More Galleries | Leave a comment

Ideal home or revolting distortion?

Galls caused by Dasineura sisymbrii.

Galls caused by Dasineura sisymbrii.

If you need a safe place to live, why not get a home built to your own specifications?

That’s what the larvae of Dasineura sisymbrii, a kind of gall midge do. The presence of the larvae amongst the developing flower buds of species of Rocket (Sisymbrium) or Yellow-cresses (Rorippa) cause the host plant to develop a mass of pale yellow growth in which the larvae can develop and feed. The mass of plant tissue also keeps the larvae safe from predators. I don’t think it helps the plant to set seed though!

Dasineura sisymbrii galls in situ.

Dasineura sisymbrii galls in situ.

These galls were found in a damp piece of grassland near Stenton Hall.

Posted in Brassicaceae, Flowering Plants, Galls, Insects, Plant Pathology Research Group, Plants | Tagged , , , | Leave a comment

Cyperus re-found and lost again

Galingale seen on 22/9/2014.

Galingale seen on 22/9/2014.

Galingale, Cyperus longus, was recorded as ‘status uncertain’ in The Flora of Whiteknights Park in 2011. It had been seen in the past by the lake and in the Harris Gardens – both places where it had been planted – but was not seen during David Le Grice’s 2009-2010 survey.

Galingale likes wet sites where it can keep it’s roots wet. It is known to self-seed in Britain. Recently it turned up in a very unexpected location at the base of a wall by the Harborne Building. Maybe it grew from seeds dropped there when old indoor plants were disposed of. It certainly didn’t stand much chance of surviving since the roots probably went into reasonably dry soil.

Continue reading

Posted in Cyperaceae, Flowering Plants, Plants | Tagged , | 2 Comments

Harris garden honey

A beautful sunny September morning set the scene for the culmination of the first season of honey production in the School of Biological Sciences Walled garden at the west end of the Harris Garden.

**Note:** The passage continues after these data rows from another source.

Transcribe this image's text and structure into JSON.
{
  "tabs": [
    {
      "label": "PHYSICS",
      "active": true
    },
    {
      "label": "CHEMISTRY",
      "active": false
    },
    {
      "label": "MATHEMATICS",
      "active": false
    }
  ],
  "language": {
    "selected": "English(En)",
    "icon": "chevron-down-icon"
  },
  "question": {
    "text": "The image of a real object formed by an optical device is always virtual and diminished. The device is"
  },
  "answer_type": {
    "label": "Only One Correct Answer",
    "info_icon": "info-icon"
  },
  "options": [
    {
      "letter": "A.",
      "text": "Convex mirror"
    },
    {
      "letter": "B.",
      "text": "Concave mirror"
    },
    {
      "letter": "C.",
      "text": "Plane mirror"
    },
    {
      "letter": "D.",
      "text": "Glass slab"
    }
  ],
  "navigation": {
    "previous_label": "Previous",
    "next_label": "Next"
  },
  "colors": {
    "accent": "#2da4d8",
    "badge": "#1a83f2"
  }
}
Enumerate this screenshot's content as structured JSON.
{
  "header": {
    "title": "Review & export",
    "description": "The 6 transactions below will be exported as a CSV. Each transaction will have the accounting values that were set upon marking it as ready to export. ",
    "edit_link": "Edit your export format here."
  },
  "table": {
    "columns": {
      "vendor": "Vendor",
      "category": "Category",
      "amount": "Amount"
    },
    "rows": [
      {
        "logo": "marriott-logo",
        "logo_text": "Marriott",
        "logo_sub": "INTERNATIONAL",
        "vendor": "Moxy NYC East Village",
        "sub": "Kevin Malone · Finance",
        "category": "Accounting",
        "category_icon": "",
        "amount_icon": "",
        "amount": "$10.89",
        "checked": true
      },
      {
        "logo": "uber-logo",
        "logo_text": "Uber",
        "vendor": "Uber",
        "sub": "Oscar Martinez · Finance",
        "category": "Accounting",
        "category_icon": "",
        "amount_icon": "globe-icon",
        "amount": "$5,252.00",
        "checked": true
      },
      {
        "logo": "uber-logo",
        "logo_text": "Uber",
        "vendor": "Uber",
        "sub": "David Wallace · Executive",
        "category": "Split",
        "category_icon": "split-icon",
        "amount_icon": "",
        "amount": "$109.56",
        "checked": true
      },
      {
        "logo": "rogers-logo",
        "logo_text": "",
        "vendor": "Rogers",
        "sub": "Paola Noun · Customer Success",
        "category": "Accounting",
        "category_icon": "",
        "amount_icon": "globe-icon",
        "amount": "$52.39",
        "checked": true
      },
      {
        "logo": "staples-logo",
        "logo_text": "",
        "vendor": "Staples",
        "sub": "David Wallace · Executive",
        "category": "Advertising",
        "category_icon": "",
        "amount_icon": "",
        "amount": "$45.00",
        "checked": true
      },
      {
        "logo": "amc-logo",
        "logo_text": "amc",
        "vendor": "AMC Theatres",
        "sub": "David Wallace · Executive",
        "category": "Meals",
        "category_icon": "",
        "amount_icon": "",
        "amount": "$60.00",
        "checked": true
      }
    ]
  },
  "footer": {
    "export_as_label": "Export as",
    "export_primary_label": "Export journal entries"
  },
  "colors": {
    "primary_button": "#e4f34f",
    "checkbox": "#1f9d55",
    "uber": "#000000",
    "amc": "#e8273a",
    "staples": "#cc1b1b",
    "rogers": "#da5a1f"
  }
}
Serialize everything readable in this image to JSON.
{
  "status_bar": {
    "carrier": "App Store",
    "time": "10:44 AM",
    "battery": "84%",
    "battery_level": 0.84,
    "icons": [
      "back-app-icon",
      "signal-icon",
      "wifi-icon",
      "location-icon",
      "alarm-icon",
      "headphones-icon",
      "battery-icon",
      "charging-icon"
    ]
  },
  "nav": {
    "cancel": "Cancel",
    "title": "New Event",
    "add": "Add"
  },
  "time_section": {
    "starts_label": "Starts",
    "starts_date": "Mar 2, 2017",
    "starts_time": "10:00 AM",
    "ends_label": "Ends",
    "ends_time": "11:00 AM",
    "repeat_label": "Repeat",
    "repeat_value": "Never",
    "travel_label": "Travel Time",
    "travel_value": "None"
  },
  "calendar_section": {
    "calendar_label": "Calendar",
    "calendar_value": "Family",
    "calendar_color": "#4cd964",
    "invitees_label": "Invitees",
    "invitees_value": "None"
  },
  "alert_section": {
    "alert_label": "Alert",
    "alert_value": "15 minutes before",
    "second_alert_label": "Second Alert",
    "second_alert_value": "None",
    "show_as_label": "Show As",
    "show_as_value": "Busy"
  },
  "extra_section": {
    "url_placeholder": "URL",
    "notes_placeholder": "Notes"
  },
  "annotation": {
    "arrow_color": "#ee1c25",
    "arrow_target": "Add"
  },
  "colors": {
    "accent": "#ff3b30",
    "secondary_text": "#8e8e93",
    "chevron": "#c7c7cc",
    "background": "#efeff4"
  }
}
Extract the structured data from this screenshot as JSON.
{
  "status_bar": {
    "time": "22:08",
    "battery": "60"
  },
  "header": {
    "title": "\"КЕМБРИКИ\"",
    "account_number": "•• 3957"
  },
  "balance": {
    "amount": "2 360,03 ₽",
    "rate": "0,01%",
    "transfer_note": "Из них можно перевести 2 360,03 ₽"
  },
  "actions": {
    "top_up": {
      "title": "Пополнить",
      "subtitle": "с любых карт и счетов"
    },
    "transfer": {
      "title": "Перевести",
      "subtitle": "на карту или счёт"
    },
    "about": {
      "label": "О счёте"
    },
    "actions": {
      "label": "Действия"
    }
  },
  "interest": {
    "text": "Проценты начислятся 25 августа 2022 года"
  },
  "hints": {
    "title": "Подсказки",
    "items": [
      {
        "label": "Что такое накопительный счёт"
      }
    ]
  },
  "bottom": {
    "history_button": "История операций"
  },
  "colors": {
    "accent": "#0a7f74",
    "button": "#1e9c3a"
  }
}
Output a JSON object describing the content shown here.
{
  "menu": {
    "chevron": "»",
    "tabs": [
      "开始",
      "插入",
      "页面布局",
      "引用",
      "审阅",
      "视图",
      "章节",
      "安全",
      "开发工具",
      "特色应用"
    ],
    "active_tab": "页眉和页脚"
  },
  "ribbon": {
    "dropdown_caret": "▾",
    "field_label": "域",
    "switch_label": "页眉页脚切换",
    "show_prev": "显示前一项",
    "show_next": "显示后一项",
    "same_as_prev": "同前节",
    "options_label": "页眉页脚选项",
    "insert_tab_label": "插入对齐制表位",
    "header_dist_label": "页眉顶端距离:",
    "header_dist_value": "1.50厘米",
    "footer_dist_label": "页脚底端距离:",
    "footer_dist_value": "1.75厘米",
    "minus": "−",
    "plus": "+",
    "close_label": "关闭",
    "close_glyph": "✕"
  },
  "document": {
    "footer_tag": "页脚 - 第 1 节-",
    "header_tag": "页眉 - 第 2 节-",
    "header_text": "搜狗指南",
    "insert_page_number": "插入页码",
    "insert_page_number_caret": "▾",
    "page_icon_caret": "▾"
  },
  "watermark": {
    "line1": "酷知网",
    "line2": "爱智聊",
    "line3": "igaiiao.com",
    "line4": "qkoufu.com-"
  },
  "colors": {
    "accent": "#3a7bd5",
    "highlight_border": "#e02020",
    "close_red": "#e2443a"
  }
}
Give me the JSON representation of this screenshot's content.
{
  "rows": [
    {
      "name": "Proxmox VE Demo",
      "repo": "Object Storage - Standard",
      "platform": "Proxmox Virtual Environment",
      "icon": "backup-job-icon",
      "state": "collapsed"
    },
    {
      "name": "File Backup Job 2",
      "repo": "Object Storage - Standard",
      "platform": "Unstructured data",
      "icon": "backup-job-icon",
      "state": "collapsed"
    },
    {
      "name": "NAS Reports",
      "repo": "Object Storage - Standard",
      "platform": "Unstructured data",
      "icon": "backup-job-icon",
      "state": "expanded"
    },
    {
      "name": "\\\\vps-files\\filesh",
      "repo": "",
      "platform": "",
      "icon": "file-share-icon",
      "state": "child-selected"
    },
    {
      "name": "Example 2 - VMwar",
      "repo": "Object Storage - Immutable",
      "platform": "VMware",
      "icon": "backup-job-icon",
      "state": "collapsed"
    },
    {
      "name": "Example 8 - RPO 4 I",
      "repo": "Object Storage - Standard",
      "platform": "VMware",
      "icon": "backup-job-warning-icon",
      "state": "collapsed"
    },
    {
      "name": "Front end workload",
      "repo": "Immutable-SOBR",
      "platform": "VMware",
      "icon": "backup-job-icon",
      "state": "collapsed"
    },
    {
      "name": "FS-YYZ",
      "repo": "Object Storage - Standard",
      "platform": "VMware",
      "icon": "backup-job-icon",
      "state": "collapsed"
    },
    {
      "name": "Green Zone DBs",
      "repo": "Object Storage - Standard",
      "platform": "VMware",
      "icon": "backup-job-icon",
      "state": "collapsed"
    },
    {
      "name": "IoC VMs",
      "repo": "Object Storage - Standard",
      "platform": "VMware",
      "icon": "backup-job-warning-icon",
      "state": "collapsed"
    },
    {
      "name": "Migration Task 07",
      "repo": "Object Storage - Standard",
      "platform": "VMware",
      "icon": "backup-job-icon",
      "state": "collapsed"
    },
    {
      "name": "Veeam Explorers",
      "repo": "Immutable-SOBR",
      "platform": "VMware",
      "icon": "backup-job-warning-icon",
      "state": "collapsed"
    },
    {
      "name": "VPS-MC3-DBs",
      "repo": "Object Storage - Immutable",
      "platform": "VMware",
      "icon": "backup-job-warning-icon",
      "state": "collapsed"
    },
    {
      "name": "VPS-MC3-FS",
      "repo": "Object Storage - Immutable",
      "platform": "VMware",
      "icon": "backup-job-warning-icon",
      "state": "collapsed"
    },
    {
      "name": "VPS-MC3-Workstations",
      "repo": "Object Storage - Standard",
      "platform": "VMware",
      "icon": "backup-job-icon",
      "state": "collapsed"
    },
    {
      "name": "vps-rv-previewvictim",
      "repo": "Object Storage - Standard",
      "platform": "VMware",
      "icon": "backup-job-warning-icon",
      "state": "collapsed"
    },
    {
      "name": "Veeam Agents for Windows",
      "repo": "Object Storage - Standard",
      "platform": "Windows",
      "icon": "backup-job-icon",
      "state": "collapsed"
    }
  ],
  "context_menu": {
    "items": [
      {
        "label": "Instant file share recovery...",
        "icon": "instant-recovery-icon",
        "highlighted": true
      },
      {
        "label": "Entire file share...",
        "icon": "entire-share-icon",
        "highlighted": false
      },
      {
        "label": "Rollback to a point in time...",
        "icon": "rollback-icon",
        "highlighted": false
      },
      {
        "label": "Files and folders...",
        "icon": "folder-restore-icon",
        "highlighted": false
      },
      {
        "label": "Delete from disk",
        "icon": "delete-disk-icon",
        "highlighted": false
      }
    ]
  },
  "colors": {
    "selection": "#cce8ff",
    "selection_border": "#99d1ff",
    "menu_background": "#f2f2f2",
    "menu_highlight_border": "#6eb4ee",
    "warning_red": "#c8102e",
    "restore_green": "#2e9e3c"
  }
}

The honey harvest, September 2014

Visitors sample the honey harvest and admire the walled garden, September 2014

Continue reading

Posted in Animals, Bees, Insects, Meetings/Events | Tagged , , | Leave a comment